By mau64 0 Comments
The first Puzzle Agent was released around this time last year and combined Professor Layton-esque puzzles with a dark and twisted story of the unimaginable place of Scoggins Minnesota. Nelson Tethers, a Puzzle Agent working with the FBI, was sent to Scoggins to investigate the strange locals and why the Eraser Factory has mysteriously stopped production. Telltale Games reeled me in with the first Puzzle Agent and left me eager to find out more about the missing people, the wood gnomes, and the offensive people of Scoggins. I was left satisfied with the experience but felt it could have been a bit more challenging and more variety to the puzzles, which is what Puzzle Agent is all about.
The original Puzzle Agent left me with a lot of questions and set it up perfectly for this sequel. The original story wrapped up, but Nelson Tethers was not satisfied with how things came together. Isaac Davner was still missing, the gnomes were still shrouded in mystery, and the locals were still ominous about everything discussed. Nelson decides to take a “vacation” back to Scoggins to research more into the case of the missing people. When Nelson enters Scoggins, he finds out the town is even more of a mess than when he left.
Puzzle Agent 2 mostly involves Nelson talking to the locals and engaging into puzzle sequences. When you talk with the characters around Scoggins, you have a list of topics to discuss that sometimes leads to puzzles to solve. The characters normally reveal a new clue to the overarching narrative and give you ideas as to where to travel next, which is pointed out to you on your map. Nelson goes around, talking with characters, solving puzzles, and getting into some absurd situations that made me laugh out loud several times. The animations also help with the humor; movement rarely happens but the couple of instances when you see characters running or chasing each other had me giggling the whole time.
The puzzles are mostly a static screen that you must solve by either doing math, moving blocks around, tracing patterns, or simply guiding Nelson through an obstacle room. The quality of the puzzles were a small issue with me. I actually thought this game’s puzzles were much easier in this game than the original, but it could be that I just knew more about what the puzzles would be like. This left me a little disappointed. I wanted to see more variety to the puzzles, since the first game felt like it was on a rotation of about five to six different types of puzzles, but this one does the same.
PA2 has a couple puzzles that I would have had no idea how to solve with the clues given to me, which left me shaking my head once I figured out what it was asking. One puzzle, for instance, had me googling the solution only because it was asking for such a specific number that very little people would know. I wouldn’t even have known where to start if it didn’t have a hint system in place. You are allowed three hints per puzzle as long as you have the chewing gum available, which is collected around the various locations in the gamed. Nelson claims he cannot concentrate without chewing gum, and Scoggins is on a strict non-gum law, so Nelson must rely on the ABC gum left around town.
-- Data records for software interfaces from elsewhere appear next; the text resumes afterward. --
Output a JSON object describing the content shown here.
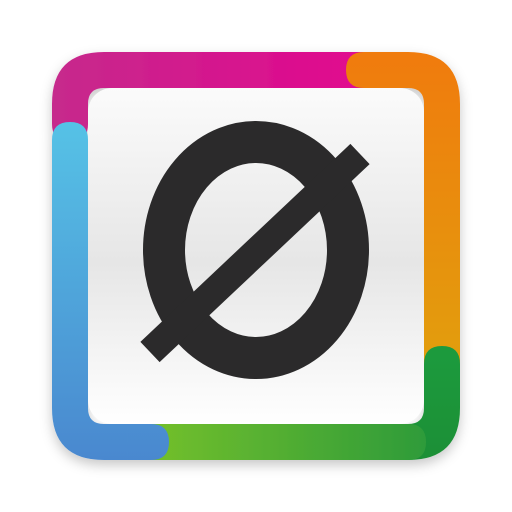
{
  "icon": {
    "name": "empty-set-app-icon",
    "glyph": "Ø",
    "glyph_color": "#2b2a2b",
    "background_colors": {
      "top": "#fbfbfb",
      "middle": "#e6e6e6",
      "bottom": "#ffffff"
    },
    "frame_colors": {
      "top": [
        "#c62a8c",
        "#e3058f"
      ],
      "right": [
        "#f07b10",
        "#e1a010"
      ],
      "bottom_right": [
        "#1e9b3d",
        "#1f8f36"
      ],
      "bottom": [
        "#78c22a",
        "#2e9b3a"
      ],
      "left": [
        "#55c2e6",
        "#4a88cf"
      ]
    }
  }
}
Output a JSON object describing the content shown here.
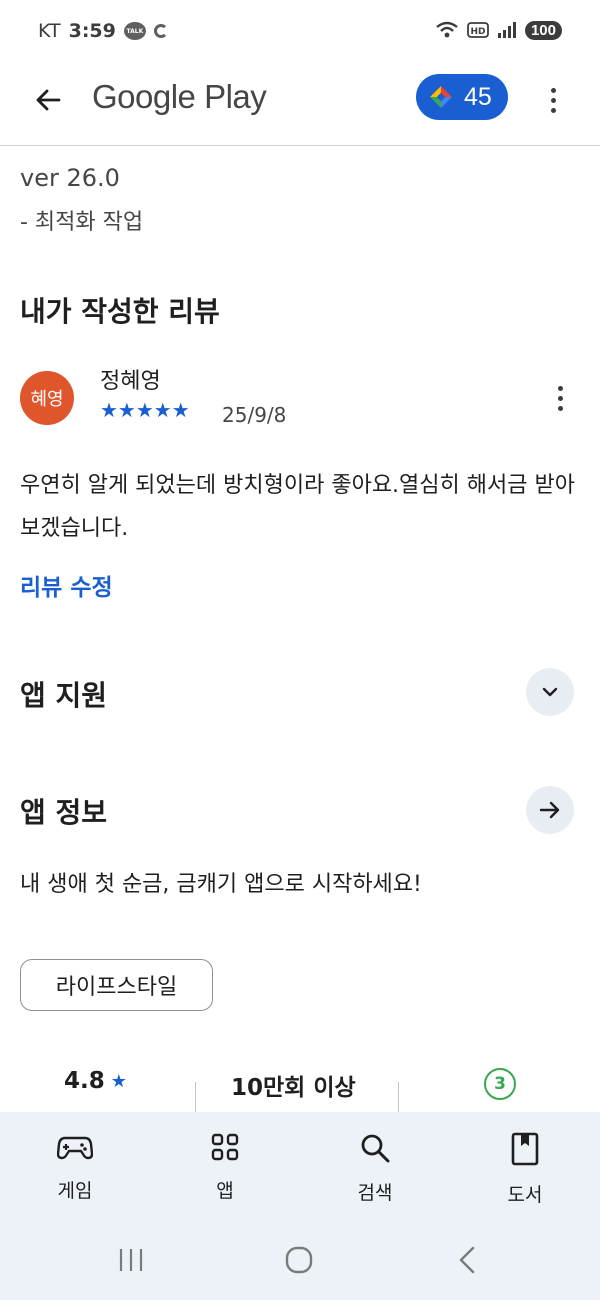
{
  "status_bar": {
    "carrier": "KT",
    "time": "3:59",
    "talk_label": "TALK",
    "battery": "100"
  },
  "app_bar": {
    "title": "Google Play",
    "points": "45"
  },
  "whats_new": {
    "version": "ver 26.0",
    "note": "- 최적화 작업"
  },
  "my_review": {
    "heading": "내가 작성한 리뷰",
    "avatar_text": "혜영",
    "reviewer": "정혜영",
    "rating": 5,
    "stars": "★★★★★",
    "date": "25/9/8",
    "text": "우연히 알게 되었는데 방치형이라 좋아요.열심히 해서금 받아보겠습니다.",
    "edit_label": "리뷰 수정"
  },
  "app_support": {
    "title": "앱 지원"
  },
  "app_info": {
    "title": "앱 정보",
    "description": "내 생애 첫 순금, 금캐기 앱으로 시작하세요!",
    "category": "라이프스타일"
  },
  "stats": {
    "rating": "4.8",
    "downloads": "10만회 이상",
    "age": "3"
  },
  "bottom_nav": [
    {
      "label": "게임",
      "icon": "gamepad-icon"
    },
    {
      "label": "앱",
      "icon": "apps-grid-icon"
    },
    {
      "label": "검색",
      "icon": "search-icon"
    },
    {
      "label": "도서",
      "icon": "book-icon"
    }
  ],
  "colors": {
    "accent": "#1a5fd1",
    "avatar": "#e0562c",
    "nav_bg": "#edf2f9",
    "age_badge": "#34a853"
  }
}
Puzzle Agent 2 plays exactly like the first game did. It uses the same map, although a few new locations have been added with a couple new characters strewn about. This makes the first Puzzle Agent a necessity to play before you hop into the sequel; you would miss out on so many in-game jokes about characters and would be lost on why people act like they do. The puzzles are set up the same, the audio has been recycled and used again, and you go through the same steps as you did in the PA1. This is both a blessing and a curse for PA2. I was glad to revisit these locations and characters, but wanted more newness to the sequel. In the end though, I was satisfied with the story and hope they can continue where they left off but want them to dive even more into the absurdity. Scoggins is a strange place, and what makes it so abnormal is the characters and how quiet they are with the absurdity that goes on around them.
Not to spoil anything, but this story does wrap up in a nice way but still left a little nugget that they could go back to with a sequel, which I am already looking forward to. I would just like to see more variety to the puzzles and more depth with the story. I want to learn more about these characters; the Valda Inn receptionist, the puzzle fanatic at the diner, even diving more into the narrative around Officer Bahg would be interesting. I could go on but don’t want to get too into the fiction of Scoggins but just want to say the weird gets weirder. If you played the first game and want more of that then you will love Puzzle Agent 2. Just make sure you play the original before playing Puzzle Agent 2.